◆ **REQUIRED ACTION**: Copy every line of the material precisely.
.....
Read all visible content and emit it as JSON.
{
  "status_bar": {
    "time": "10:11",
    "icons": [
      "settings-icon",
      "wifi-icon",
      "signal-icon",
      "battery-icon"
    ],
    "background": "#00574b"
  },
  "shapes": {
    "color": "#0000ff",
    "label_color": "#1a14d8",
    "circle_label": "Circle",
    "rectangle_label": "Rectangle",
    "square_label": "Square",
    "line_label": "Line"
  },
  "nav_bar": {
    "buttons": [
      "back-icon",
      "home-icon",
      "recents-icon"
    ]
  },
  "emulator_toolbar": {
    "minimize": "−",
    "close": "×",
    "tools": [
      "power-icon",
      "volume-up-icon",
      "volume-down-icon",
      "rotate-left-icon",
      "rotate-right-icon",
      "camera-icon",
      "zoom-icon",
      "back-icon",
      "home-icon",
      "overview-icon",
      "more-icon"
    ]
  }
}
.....
◆ **COMPLETED EXERCISE**:
Read all visible content and emit it as JSON.
{
  "status_bar": {
    "time": "10:11",
    "icons": [
      "settings-icon",
      "wifi-icon",
      "signal-icon",
      "battery-icon"
    ],
    "background": "#00574b"
  },
  "shapes": {
    "color": "#0000ff",
    "label_color": "#1a14d8",
    "circle_label": "Circle",
    "rectangle_label": "Rectangle",
    "square_label": "Square",
    "line_label": "Line"
  },
  "nav_bar": {
    "buttons": [
      "back-icon",
      "home-icon",
      "recents-icon"
    ]
  },
  "emulator_toolbar": {
    "minimize": "−",
    "close": "×",
    "tools": [
      "power-icon",
      "volume-up-icon",
      "volume-down-icon",
      "rotate-left-icon",
      "rotate-right-icon",
      "camera-icon",
      "zoom-icon",
      "back-icon",
      "home-icon",
      "overview-icon",
      "more-icon"
    ]
  }
}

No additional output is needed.